Nigella Lawson used cocaine 'every three days'
Celebrity cook Nigella Lawson has been accused of lying about the extent of her drug use, with her assistant claiming she regularly found rolled-up £20 notes and credit cards with white powder at the celebrity's home.
Elisabetta Grillo, 41, who Lawson referred to as her "rock" during Grillo's trial for fraud at Isleworth Crown Court in London earlier this month, said she saw evidence of cocaine use "every three days," London's Daily Telegraph reported.
Grillo, who was accused of spending £105,000 (NZ$208,000) on a company credit card, also said Lawson smoked cannabis when she could not sleep.
According to Lawson, 53, Grillo had worked with the cook for years, helping her overcome the trauma of her first husband's death in 2001. Lawson told the jury that she had "loved" Grillo.
"I loved Lisa. My children loved Lisa," said Lawson, who had showered Grillo with gifts, including a £7000 set of false teeth. But Lawson said her employee became increasingly bitter and unkind towards the celebrity cook's children.
When asked whether her employer had been telling the truth about taking cocaine only once during her marriage to Charles Saatchi in 2010, Grillo replied: "No, because I saw more stuff before that."

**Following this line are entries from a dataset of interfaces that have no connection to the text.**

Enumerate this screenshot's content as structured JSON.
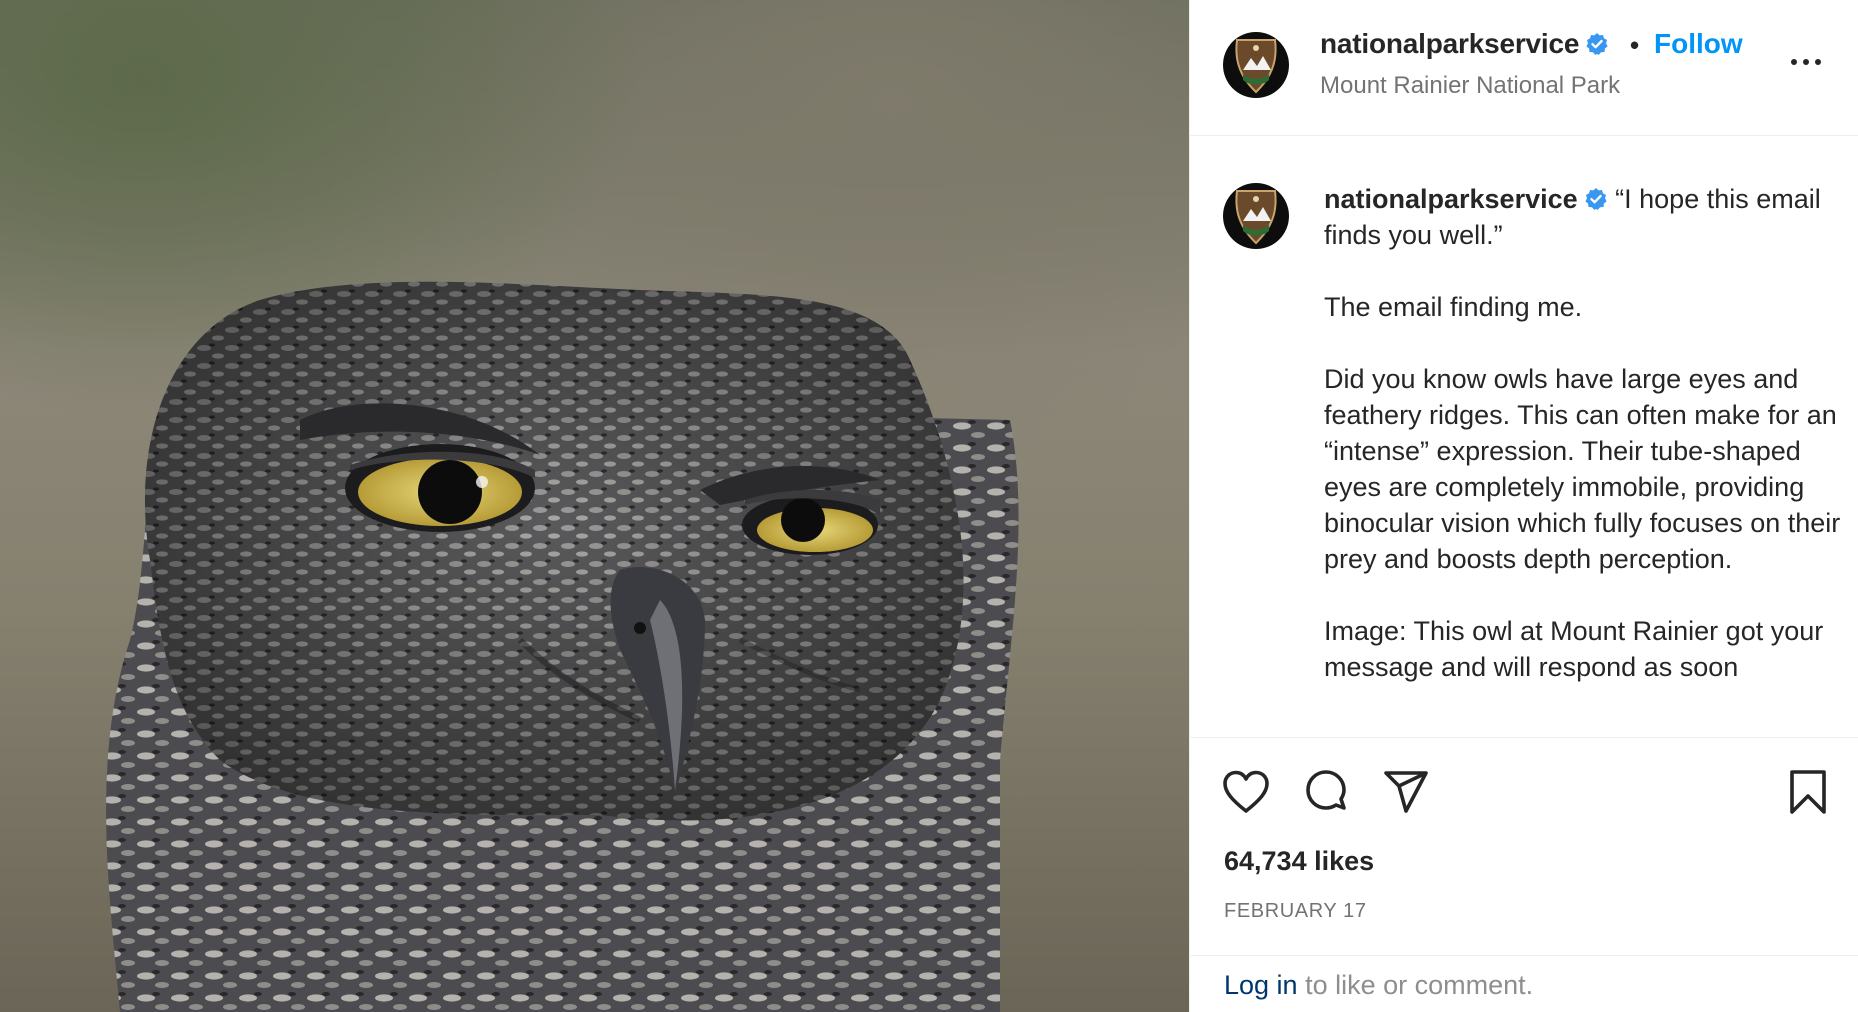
{
  "post": {
    "photo_alt": "owl-photo",
    "header": {
      "username": "nationalparkservice",
      "separator": "•",
      "follow_label": "Follow",
      "location": "Mount Rainier National Park"
    },
    "caption": {
      "username": "nationalparkservice",
      "paragraphs": [
        "“I hope this email finds you well.”",
        "The email finding me.",
        "Did you know owls have large eyes and feathery ridges. This can often make for an “intense” expression. Their tube-shaped eyes are completely immobile, providing binocular vision which fully focuses on their prey and boosts depth perception.",
        "Image: This owl at Mount Rainier got your message and will respond as soon"
      ]
    },
    "likes": "64,734 likes",
    "date": "FEBRUARY 17",
    "login": {
      "link": "Log in",
      "rest": " to like or comment."
    }
  },
  "colors": {
    "accent": "#0095f6",
    "verified": "#3897f0",
    "text": "#262626",
    "muted": "#737373",
    "link_dark": "#00376b"
  },
  "icons": [
    "verified-badge-icon",
    "more-options-icon",
    "heart-icon",
    "comment-icon",
    "share-icon",
    "bookmark-icon"
  ]
}
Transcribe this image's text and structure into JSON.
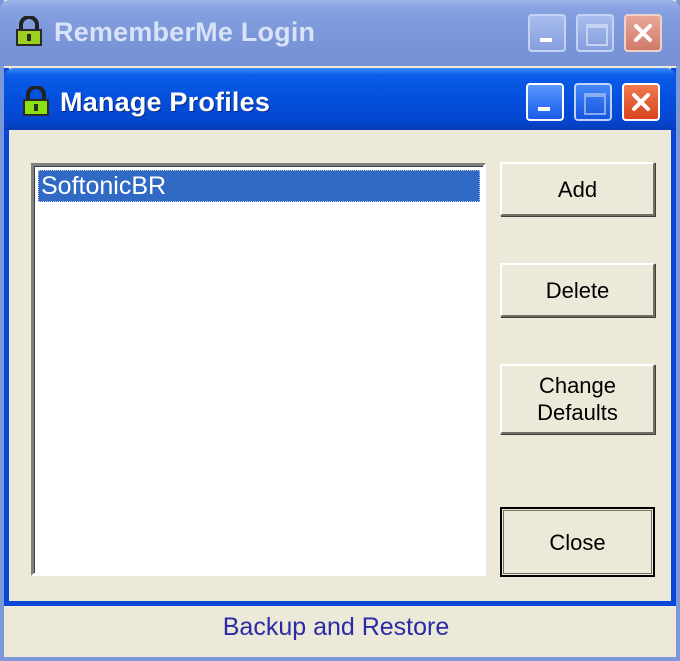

The court heard Lawson would smoke cannabis in front of her children to help her sleep, and that she kept antidepressants and sleeping tablets in her bedside table.
Grillo said one of Lawson's children told her "it was easy to ask for presents" when Lawson was "tipsy or high".
Lawson told the court last week that she had only taken cocaine once in her marriage and was not a regular cocaine user.
"I promise you... regular cocaine users do not look like this," she said.
"They are scrawny and look unhealthy."
She said she would never sabotage her health and "leave my children as orphans".
Lawson had appeared as a prosecution witness at the fraud trial of Elisabetta and her sister Francesca Grillo, long-time employees who worked as nannies, cleaners and assistants in the couple's home.
Coverage of the trial has focused more on Lawson's 10-year marriage to Saatchi and their home life, than on allegations that the the Grillo sisters were living the high life at the couple's unknowing expense.
Sydney Morning Herald